Space does not allow of more than a mere reference to Wöhler's researches on metallic or semimetallic nitrides. What we know of this as yet little understood class of bodies, with barely an exception, came out of his laboratory, if it was not done by himself in the strict sense of the word. And only a reference can be made to the numerous processes which Wöhler, in the course of his long laboratory practice, has worked out for the preparation of pure chemicals, and for the execution of exact analytical separations. He had better work to do than to take up analytical problems for their own sake; but what he did in this direction incidentally amounts to a great deal. The analysis of meteorites was one of his favourite specialties,—one of his results being the discovery of organic matter in a meteorite which he examined in 1864. As a teacher Wöhler ranks with Liebig and Berzelius. In a sense he was the greatest of the three. Berzelius never had the opportunity to teach large numbers of students in his laboratory; and Liebig lacked the many-sidedness so characteristic of the Göttingen laboratory as long as it really was under Wöhler's personal direction. One student might wish to work on organic chemistry, another on minerals, a third on metallurgy, a fourth on rare elements; let them all go to Wöhler, and all, as well as the fifth or sixth, would find themselves in the right place. That Wöhler in these circumstances was able to do much literary work is truly marvellous. His Grundriss der Chemie, which he published anonymously at first, has passed through many editions, and been translated into various foreign languages,—never, unfortunately, into English. A more valuable teaching book still, and more unique in its character, is his excellent Practische Uebungen in der chemischen Analyse (entitled in the second edition Mineral-Analyse in Beispielen), of which we have two English translations.

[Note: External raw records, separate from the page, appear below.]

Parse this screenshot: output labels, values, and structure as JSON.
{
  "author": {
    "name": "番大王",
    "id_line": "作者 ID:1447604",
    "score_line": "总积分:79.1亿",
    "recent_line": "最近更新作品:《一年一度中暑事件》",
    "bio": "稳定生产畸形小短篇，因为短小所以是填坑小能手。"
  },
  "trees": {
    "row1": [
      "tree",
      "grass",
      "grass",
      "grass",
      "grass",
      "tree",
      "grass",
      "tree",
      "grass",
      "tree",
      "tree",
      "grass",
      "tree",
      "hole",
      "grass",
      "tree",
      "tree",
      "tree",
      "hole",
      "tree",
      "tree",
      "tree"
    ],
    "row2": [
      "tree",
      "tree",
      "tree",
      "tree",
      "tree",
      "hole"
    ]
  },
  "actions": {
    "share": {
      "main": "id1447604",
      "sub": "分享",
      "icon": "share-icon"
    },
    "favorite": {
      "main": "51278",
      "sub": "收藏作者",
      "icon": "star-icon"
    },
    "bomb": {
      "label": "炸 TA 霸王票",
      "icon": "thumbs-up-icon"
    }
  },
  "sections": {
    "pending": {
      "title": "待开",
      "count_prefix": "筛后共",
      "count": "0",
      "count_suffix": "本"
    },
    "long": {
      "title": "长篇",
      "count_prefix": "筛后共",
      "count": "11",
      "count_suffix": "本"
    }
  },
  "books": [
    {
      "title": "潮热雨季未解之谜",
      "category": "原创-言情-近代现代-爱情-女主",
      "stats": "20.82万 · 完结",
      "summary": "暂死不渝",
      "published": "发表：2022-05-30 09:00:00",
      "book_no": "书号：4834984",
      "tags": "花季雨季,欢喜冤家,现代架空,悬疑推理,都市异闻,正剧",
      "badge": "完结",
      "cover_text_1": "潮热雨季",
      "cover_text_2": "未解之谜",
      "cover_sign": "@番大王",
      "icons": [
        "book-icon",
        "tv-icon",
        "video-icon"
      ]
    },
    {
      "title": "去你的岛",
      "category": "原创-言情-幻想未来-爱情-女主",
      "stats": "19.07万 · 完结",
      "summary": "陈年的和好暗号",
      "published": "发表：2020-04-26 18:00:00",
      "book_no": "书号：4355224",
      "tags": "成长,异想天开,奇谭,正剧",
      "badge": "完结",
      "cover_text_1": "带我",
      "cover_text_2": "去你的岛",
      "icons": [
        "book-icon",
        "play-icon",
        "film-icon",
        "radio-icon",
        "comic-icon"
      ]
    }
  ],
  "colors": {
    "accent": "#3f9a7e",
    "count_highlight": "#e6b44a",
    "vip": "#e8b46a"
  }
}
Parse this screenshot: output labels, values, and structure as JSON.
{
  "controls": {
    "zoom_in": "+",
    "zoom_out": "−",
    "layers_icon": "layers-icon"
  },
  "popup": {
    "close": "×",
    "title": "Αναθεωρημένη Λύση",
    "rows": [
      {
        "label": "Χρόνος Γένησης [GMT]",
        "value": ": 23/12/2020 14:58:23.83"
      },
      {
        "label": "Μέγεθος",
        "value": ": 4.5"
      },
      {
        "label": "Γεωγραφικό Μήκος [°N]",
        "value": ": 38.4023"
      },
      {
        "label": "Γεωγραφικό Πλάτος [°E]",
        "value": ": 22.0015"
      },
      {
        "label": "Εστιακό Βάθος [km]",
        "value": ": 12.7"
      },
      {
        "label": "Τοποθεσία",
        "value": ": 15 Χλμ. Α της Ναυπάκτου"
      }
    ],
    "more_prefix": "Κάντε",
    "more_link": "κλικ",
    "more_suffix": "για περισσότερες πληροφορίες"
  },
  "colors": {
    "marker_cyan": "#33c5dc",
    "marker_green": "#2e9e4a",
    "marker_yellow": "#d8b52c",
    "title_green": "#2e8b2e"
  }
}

To a man like him the compilation of either book probably gave little trouble; what must have taken up a very large portion of his valuable time are his translations of Berzelius's Lehrbuch der Chemie, and of all the successive volumes of Berzelius's Jahresbericht, which only thus became really available to the scientific world at large.From 1838, too, Wöhler was one of the editors of Liebig's Annalen.